The final changeover seems to take forever, apparently due to dodgy smoke canons, which gives guitar techs plenty of time to make sure everything is in tune and sounding as it should. Fifteen minutes later than scheduled, ‘Prince of Darkness’ plays over the speakers and an animated introductory video builds the name Megadeth on screen to massive cheers from the patient fans. The video ends and the iconic opening riff of ‘Hangar 18’ blasts out as the two Dave’s (Mustaine and Ellefson) take to the stage along with new guitarist Kiko Loureiro. Anyone who is a fan of either of tonight’s headliners already knows that Lamb of God founding member Chris Adler assumed drum duties on Megadeth’s upcoming fifteenth studio album Dystopia after the sudden simultaneous departure last year of both Chris Broderick and Shawn Drover. It’s no surprise then that Adler is double-jobbing on this European co-headlining tour. And with two 75 minute sets each night, that dude is playing his ass off.

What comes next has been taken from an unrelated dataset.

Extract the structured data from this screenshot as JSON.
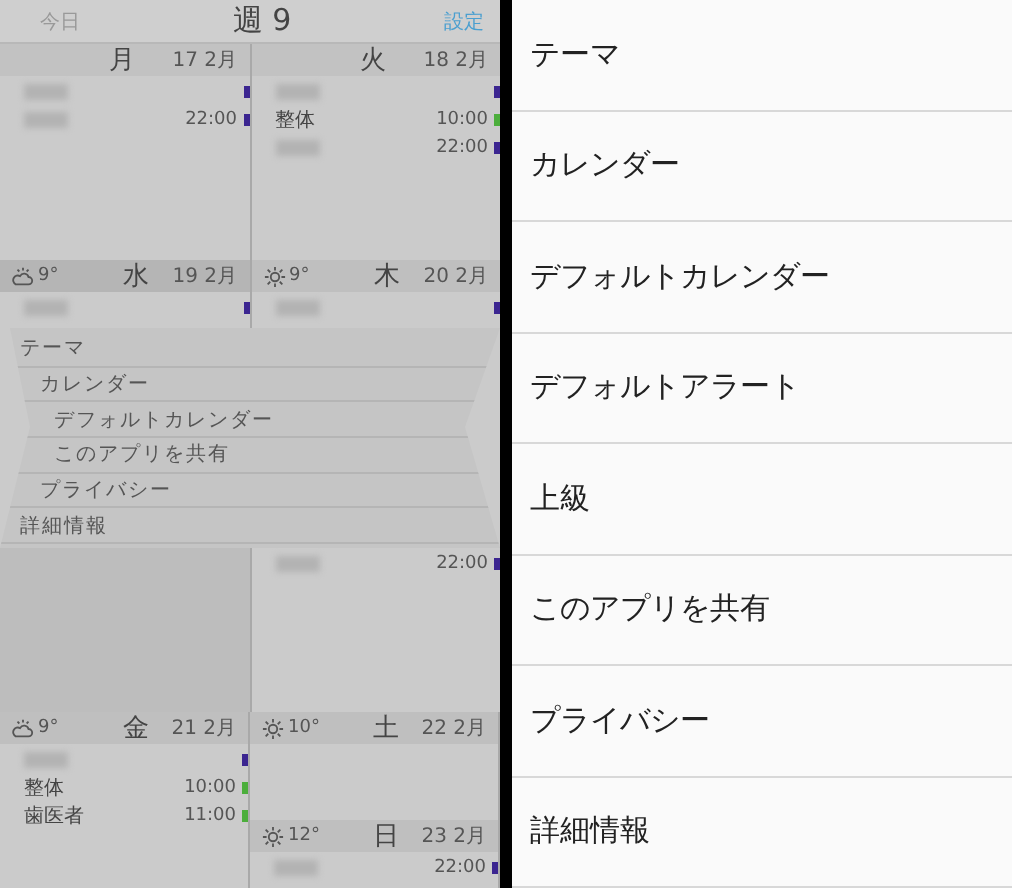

The lengthy guitar solos of the opening track immediately give Kiko the opportunity to prove that he is meant to be in Megadeth, and there is little doubt in anyone’s mind. Megadeth sound as good live as this reviewer has ever seen, and the current line-up certainly seems to be working well. The first four tracks are rapid-fire with quick transitions into ‘She-Wolf’, ‘Wake Up Dead’ and ‘In my Darkest Hour’. Dressed in a neat black shirt, Mustaine is usually in the spotlight but Dave Ellefson gets to be centre stage occasionally like during ‘Dawn Patrol’, and even Loureiro gets to woo the audience during the mostly impeccable solos.
The music is interspersed with brief movie clips in which the Megadeth name has been dropped, thus providing an unusual but mildly entertaining way to distract the fans during guitar changes. Mustaine doesn’t spend too long chatting, but does relate a tale of trying to explain Dystopia to a man in a Dublin bar. Dave’s attempt at an Irish accent is instantly forgiven when he announces that the next track is totally predictable, and launches into the Thin Lizzy classic ‘Cold Sweat’ which they covered on Supercollider. Unlike the rest of the tracks which are accompanied by elaborate custom video graphics, this one features a still image of stacks of Marshall amps, hinting that this track is indeed a special treat for the Irish fans. Gone are the days when Megadeth’s treat to the Irish was ‘Anarchy in the UK’ which always saw the crowd yelling the line “Is this the I.R.A?”.
Another treat is the brand new ‘Fatal Illusion’ from the upcoming Dystopia, which is met largely with blank faces and trips to the bar by the crowd, making it clear that they are mostly interested in the classic Megadeth tracks. And unsurprisingly, save for the afore-mentioned cover and new song, the setlist is comprised entirely of gems from 1997’s Cryptic Writings and earlier. The last pre-encore track is the sing-along ‘Peace Sells… But Who’s Buying’, and of course, Vic Rattlehead makes his customary appearance dressed in a suit and tie to give a wave to the crowd. After a few minutes of silence, Mustaine returns to the stage and eggs on the cheering fans, before launching into the epic finale of ‘Holy Wars… The Punishment Due’ which is one of the definitive Megadeth tracks in this reviewer’s opinion. During the track, Dave introduces the band members one by one and afterwards they take a group bow, and leave the stage with ‘I did it my way’ playing over the PA while the credits roll on-screen. Yes, you read that right. Even the tour manager gets a mug-shot!
All in all, a thoroughly enjoyable event, not likely to be bettered this year. If you missed it, you definitely missed out.